> **Stored entries**
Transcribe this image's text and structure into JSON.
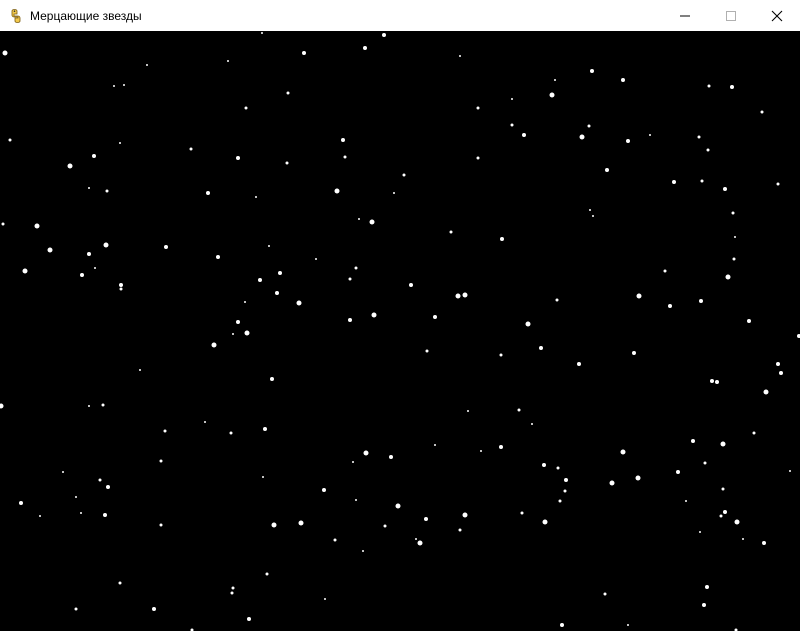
{
  "window": {
    "title": "Мерцающие звезды",
    "icon": "pygame-snake-icon",
    "controls": [
      "minimize-icon",
      "maximize-icon",
      "close-icon"
    ]
  },
  "scene": {
    "background": "#000000",
    "star_color": "#ffffff"
  }
}
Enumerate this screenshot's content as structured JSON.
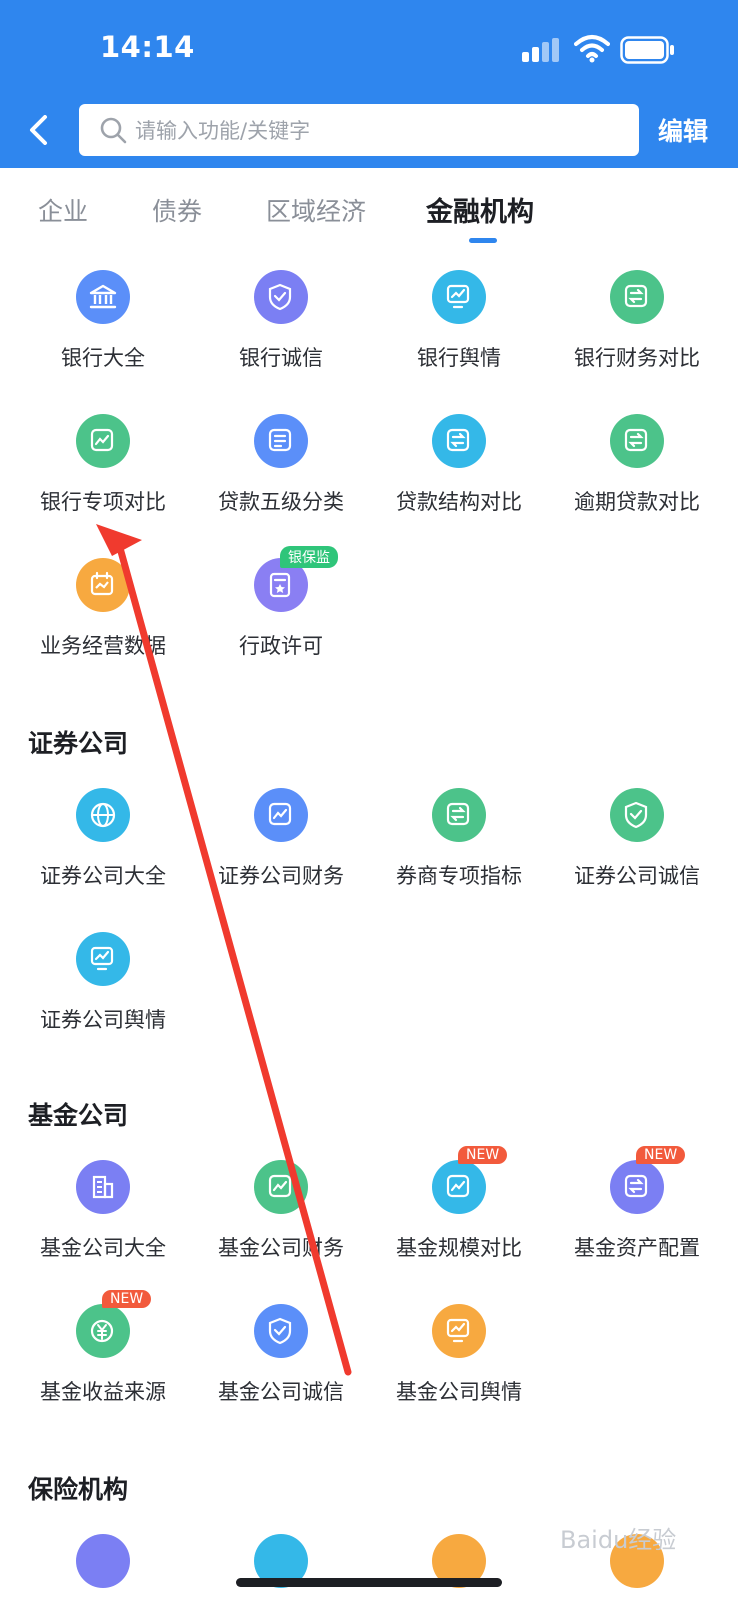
{
  "status_bar": {
    "time": "14:14"
  },
  "search": {
    "placeholder": "请输入功能/关键字"
  },
  "edit_label": "编辑",
  "tabs": [
    {
      "label": "企业"
    },
    {
      "label": "债券"
    },
    {
      "label": "区域经济"
    },
    {
      "label": "金融机构",
      "active": true
    }
  ],
  "bank_items": [
    {
      "label": "银行大全",
      "icon": "bank-icon",
      "color": "#5b8ff9"
    },
    {
      "label": "银行诚信",
      "icon": "shield-bank-icon",
      "color": "#7b7ff3"
    },
    {
      "label": "银行舆情",
      "icon": "monitor-bank-icon",
      "color": "#34b8e8"
    },
    {
      "label": "银行财务对比",
      "icon": "exchange-bank-icon",
      "color": "#4cc38a"
    },
    {
      "label": "银行专项对比",
      "icon": "chart-bank-icon",
      "color": "#4cc38a"
    },
    {
      "label": "贷款五级分类",
      "icon": "list-loan-icon",
      "color": "#5b8ff9"
    },
    {
      "label": "贷款结构对比",
      "icon": "exchange-loan-icon",
      "color": "#34b8e8"
    },
    {
      "label": "逾期贷款对比",
      "icon": "exchange-overdue-icon",
      "color": "#4cc38a"
    },
    {
      "label": "业务经营数据",
      "icon": "calendar-bank-icon",
      "color": "#f7a940"
    },
    {
      "label": "行政许可",
      "icon": "document-star-icon",
      "color": "#8a7ff3",
      "badge": "银保监"
    }
  ],
  "sections": {
    "securities": {
      "title": "证券公司"
    },
    "funds": {
      "title": "基金公司"
    },
    "insurance": {
      "title": "保险机构"
    }
  },
  "securities_items": [
    {
      "label": "证券公司大全",
      "icon": "globe-icon",
      "color": "#34b8e8"
    },
    {
      "label": "证券公司财务",
      "icon": "chart-securities-icon",
      "color": "#5b8ff9"
    },
    {
      "label": "券商专项指标",
      "icon": "exchange-securities-icon",
      "color": "#4cc38a"
    },
    {
      "label": "证券公司诚信",
      "icon": "shield-securities-icon",
      "color": "#4cc38a"
    },
    {
      "label": "证券公司舆情",
      "icon": "monitor-securities-icon",
      "color": "#34b8e8"
    }
  ],
  "fund_items": [
    {
      "label": "基金公司大全",
      "icon": "building-icon",
      "color": "#7b7ff3"
    },
    {
      "label": "基金公司财务",
      "icon": "chart-fund-icon",
      "color": "#4cc38a"
    },
    {
      "label": "基金规模对比",
      "icon": "chart-fund-scale-icon",
      "color": "#34b8e8",
      "badge": "NEW"
    },
    {
      "label": "基金资产配置",
      "icon": "exchange-fund-icon",
      "color": "#7b7ff3",
      "badge": "NEW"
    },
    {
      "label": "基金收益来源",
      "icon": "yuan-icon",
      "color": "#4cc38a",
      "badge": "NEW"
    },
    {
      "label": "基金公司诚信",
      "icon": "shield-fund-icon",
      "color": "#5b8ff9"
    },
    {
      "label": "基金公司舆情",
      "icon": "monitor-fund-icon",
      "color": "#f7a940"
    }
  ],
  "watermark": "Baidu经验"
}
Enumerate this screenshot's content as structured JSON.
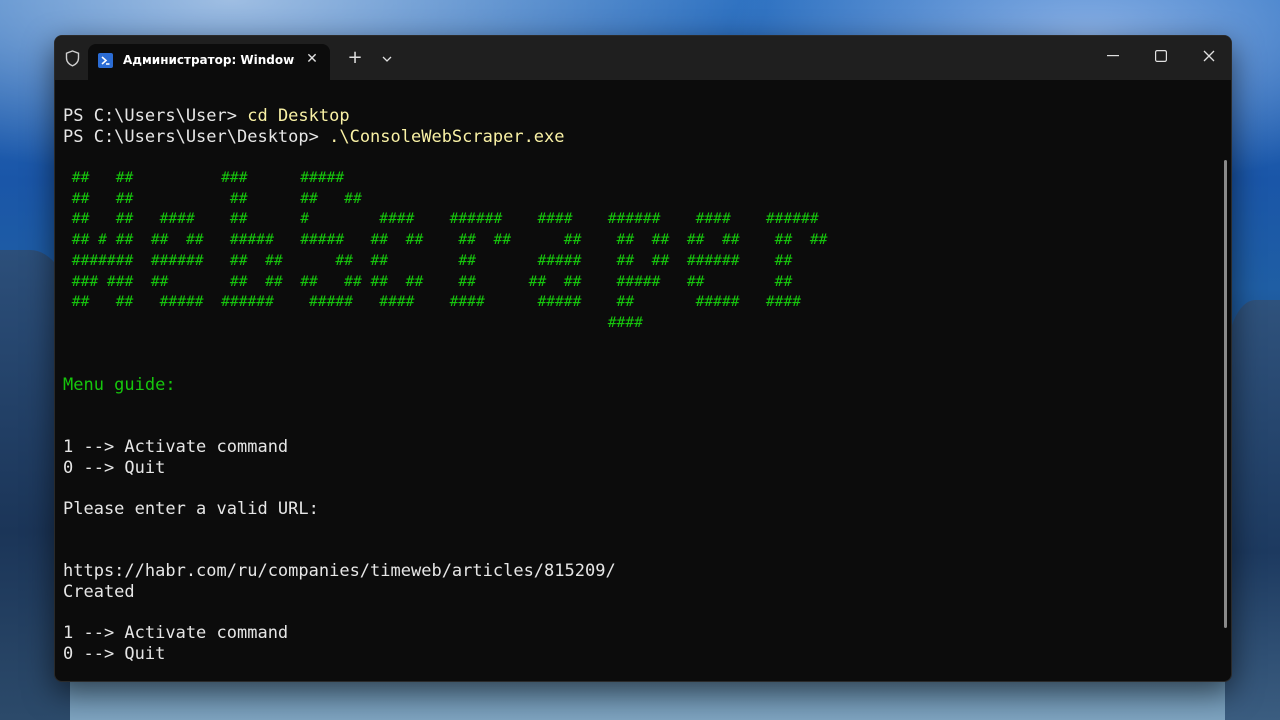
{
  "window": {
    "tab_title": "Администратор: Windows Pc",
    "tab_icon": "powershell-icon",
    "shield_icon": "shield-icon",
    "close_tab_glyph": "✕",
    "new_tab_glyph": "+",
    "minimize_glyph": "—",
    "maximize_glyph": "▢",
    "close_glyph": "✕"
  },
  "console": {
    "cmd1_prompt": "PS C:\\Users\\User> ",
    "cmd1_text": "cd Desktop",
    "cmd2_prompt": "PS C:\\Users\\User\\Desktop> ",
    "cmd2_text": ".\\ConsoleWebScraper.exe",
    "banner": [
      " ##   ##          ###      #####",
      " ##   ##           ##      ##   ##",
      " ##   ##   ####    ##      #        ####    ######    ####    ######    ####    ######",
      " ## # ##  ##  ##   #####   #####   ##  ##    ##  ##      ##    ##  ##  ##  ##    ##  ##",
      " #######  ######   ##  ##      ##  ##        ##       #####    ##  ##  ######    ##",
      " ### ###  ##       ##  ##  ##   ## ##  ##    ##      ##  ##    #####   ##        ##",
      " ##   ##   #####  ######    #####   ####    ####      #####    ##       #####   ####",
      "                                                              ####"
    ],
    "menu_guide": "Menu guide:",
    "menu1_activate": "1 --> Activate command",
    "menu1_quit": "0 --> Quit",
    "prompt_url": "Please enter a valid URL:",
    "url": "https://habr.com/ru/companies/timeweb/articles/815209/",
    "created": "Created",
    "menu2_activate": "1 --> Activate command",
    "menu2_quit": "0 --> Quit"
  },
  "colors": {
    "accent_green": "#16c60c",
    "command_yellow": "#f9f1a5",
    "text": "#e6e6e6",
    "background": "#0c0c0c"
  }
}
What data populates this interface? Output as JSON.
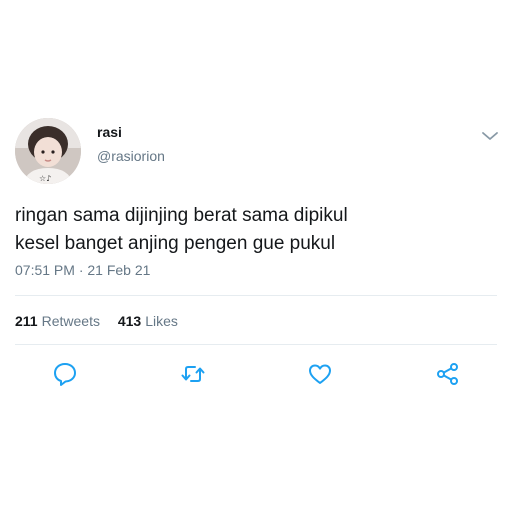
{
  "user": {
    "name": "rasi",
    "handle": "@rasiorion"
  },
  "tweet": {
    "lines": [
      "ringan sama dijinjing berat sama dipikul",
      "kesel banget anjing pengen gue pukul"
    ],
    "timestamp": "07:51 PM · 21 Feb 21"
  },
  "stats": {
    "retweets_count": "211",
    "retweets_label": "Retweets",
    "likes_count": "413",
    "likes_label": "Likes"
  },
  "icons": {
    "caret": "chevron-down-icon",
    "reply": "reply-icon",
    "retweet": "retweet-icon",
    "like": "heart-icon",
    "share": "share-icon"
  },
  "colors": {
    "text_primary": "#14171a",
    "text_secondary": "#657786",
    "icon_accent": "#1da1f2",
    "divider": "#e6ecf0"
  }
}
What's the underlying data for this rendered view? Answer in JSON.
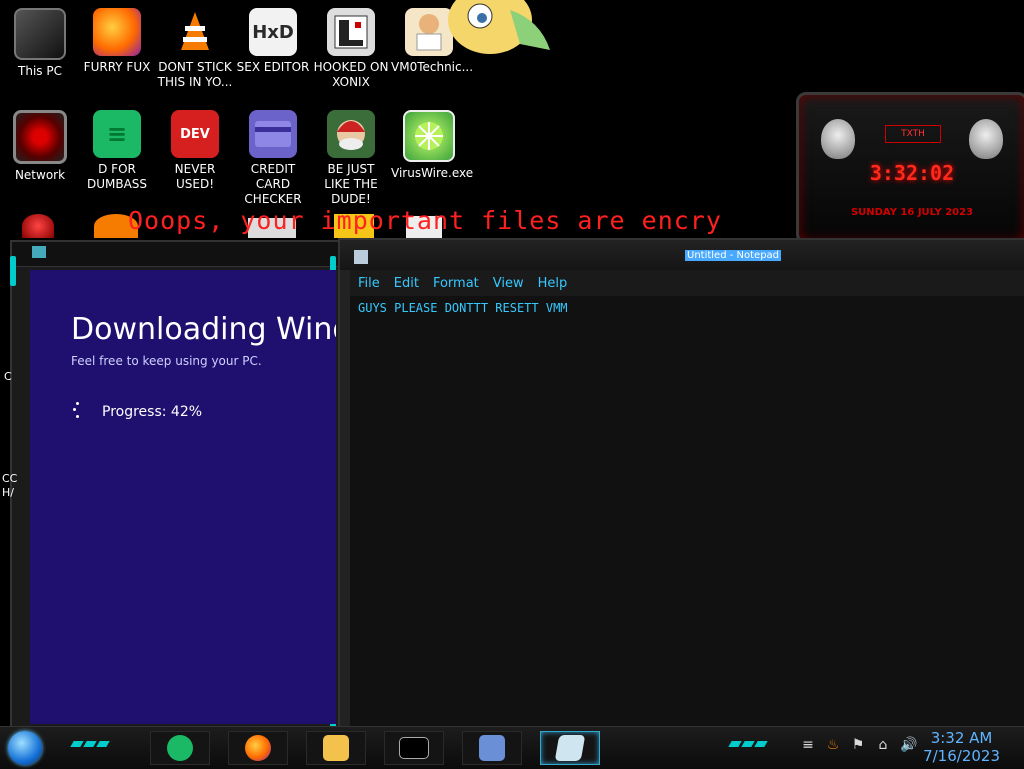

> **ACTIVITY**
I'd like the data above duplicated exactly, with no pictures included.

> **ANSWER SECTION**
Transcribe this image's text and structure into JSON.
{
  "window": {
    "title": "Мерцающие звезды",
    "icon": "pygame-snake-icon",
    "controls": [
      "minimize-icon",
      "maximize-icon",
      "close-icon"
    ]
  },
  "scene": {
    "background": "#000000",
    "star_color": "#ffffff"
  }
}
Enumerate this screenshot's content as structured JSON.
{
  "status_bar": {
    "time": "14:14"
  },
  "search": {
    "placeholder": "请输入功能/关键字"
  },
  "edit_label": "编辑",
  "tabs": [
    {
      "label": "企业"
    },
    {
      "label": "债券"
    },
    {
      "label": "区域经济"
    },
    {
      "label": "金融机构",
      "active": true
    }
  ],
  "bank_items": [
    {
      "label": "银行大全",
      "icon": "bank-icon",
      "color": "#5b8ff9"
    },
    {
      "label": "银行诚信",
      "icon": "shield-bank-icon",
      "color": "#7b7ff3"
    },
    {
      "label": "银行舆情",
      "icon": "monitor-bank-icon",
      "color": "#34b8e8"
    },
    {
      "label": "银行财务对比",
      "icon": "exchange-bank-icon",
      "color": "#4cc38a"
    },
    {
      "label": "银行专项对比",
      "icon": "chart-bank-icon",
      "color": "#4cc38a"
    },
    {
      "label": "贷款五级分类",
      "icon": "list-loan-icon",
      "color": "#5b8ff9"
    },
    {
      "label": "贷款结构对比",
      "icon": "exchange-loan-icon",
      "color": "#34b8e8"
    },
    {
      "label": "逾期贷款对比",
      "icon": "exchange-overdue-icon",
      "color": "#4cc38a"
    },
    {
      "label": "业务经营数据",
      "icon": "calendar-bank-icon",
      "color": "#f7a940"
    },
    {
      "label": "行政许可",
      "icon": "document-star-icon",
      "color": "#8a7ff3",
      "badge": "银保监"
    }
  ],
  "sections": {
    "securities": {
      "title": "证券公司"
    },
    "funds": {
      "title": "基金公司"
    },
    "insurance": {
      "title": "保险机构"
    }
  },
  "securities_items": [
    {
      "label": "证券公司大全",
      "icon": "globe-icon",
      "color": "#34b8e8"
    },
    {
      "label": "证券公司财务",
      "icon": "chart-securities-icon",
      "color": "#5b8ff9"
    },
    {
      "label": "券商专项指标",
      "icon": "exchange-securities-icon",
      "color": "#4cc38a"
    },
    {
      "label": "证券公司诚信",
      "icon": "shield-securities-icon",
      "color": "#4cc38a"
    },
    {
      "label": "证券公司舆情",
      "icon": "monitor-securities-icon",
      "color": "#34b8e8"
    }
  ],
  "fund_items": [
    {
      "label": "基金公司大全",
      "icon": "building-icon",
      "color": "#7b7ff3"
    },
    {
      "label": "基金公司财务",
      "icon": "chart-fund-icon",
      "color": "#4cc38a"
    },
    {
      "label": "基金规模对比",
      "icon": "chart-fund-scale-icon",
      "color": "#34b8e8",
      "badge": "NEW"
    },
    {
      "label": "基金资产配置",
      "icon": "exchange-fund-icon",
      "color": "#7b7ff3",
      "badge": "NEW"
    },
    {
      "label": "基金收益来源",
      "icon": "yuan-icon",
      "color": "#4cc38a",
      "badge": "NEW"
    },
    {
      "label": "基金公司诚信",
      "icon": "shield-fund-icon",
      "color": "#5b8ff9"
    },
    {
      "label": "基金公司舆情",
      "icon": "monitor-fund-icon",
      "color": "#f7a940"
    }
  ],
  "watermark": "Baidu经验"
}
Enumerate this screenshot's content as structured JSON.
{
  "window": {
    "tab_title": "Администратор: Windows Pc",
    "tab_icon": "powershell-icon",
    "shield_icon": "shield-icon",
    "close_tab_glyph": "✕",
    "new_tab_glyph": "+",
    "minimize_glyph": "—",
    "maximize_glyph": "▢",
    "close_glyph": "✕"
  },
  "console": {
    "cmd1_prompt": "PS C:\\Users\\User> ",
    "cmd1_text": "cd Desktop",
    "cmd2_prompt": "PS C:\\Users\\User\\Desktop> ",
    "cmd2_text": ".\\ConsoleWebScraper.exe",
    "banner": [
      " ##   ##          ###      #####",
      " ##   ##           ##      ##   ##",
      " ##   ##   ####    ##      #        ####    ######    ####    ######    ####    ######",
      " ## # ##  ##  ##   #####   #####   ##  ##    ##  ##      ##    ##  ##  ##  ##    ##  ##",
      " #######  ######   ##  ##      ##  ##        ##       #####    ##  ##  ######    ##",
      " ### ###  ##       ##  ##  ##   ## ##  ##    ##      ##  ##    #####   ##        ##",
      " ##   ##   #####  ######    #####   ####    ####      #####    ##       #####   ####",
      "                                                              ####"
    ],
    "menu_guide": "Menu guide:",
    "menu1_activate": "1 --> Activate command",
    "menu1_quit": "0 --> Quit",
    "prompt_url": "Please enter a valid URL:",
    "url": "https://habr.com/ru/companies/timeweb/articles/815209/",
    "created": "Created",
    "menu2_activate": "1 --> Activate command",
    "menu2_quit": "0 --> Quit"
  },
  "colors": {
    "accent_green": "#16c60c",
    "command_yellow": "#f9f1a5",
    "text": "#e6e6e6",
    "background": "#0c0c0c"
  }
}
What data populates this interface? Output as JSON.
{
  "user": {
    "name": "rasi",
    "handle": "@rasiorion"
  },
  "tweet": {
    "lines": [
      "ringan sama dijinjing berat sama dipikul",
      "kesel banget anjing pengen gue pukul"
    ],
    "timestamp": "07:51 PM · 21 Feb 21"
  },
  "stats": {
    "retweets_count": "211",
    "retweets_label": "Retweets",
    "likes_count": "413",
    "likes_label": "Likes"
  },
  "icons": {
    "caret": "chevron-down-icon",
    "reply": "reply-icon",
    "retweet": "retweet-icon",
    "like": "heart-icon",
    "share": "share-icon"
  },
  "colors": {
    "text_primary": "#14171a",
    "text_secondary": "#657786",
    "icon_accent": "#1da1f2",
    "divider": "#e6ecf0"
  }
}
What's the underlying data for this rendered view? Answer in JSON.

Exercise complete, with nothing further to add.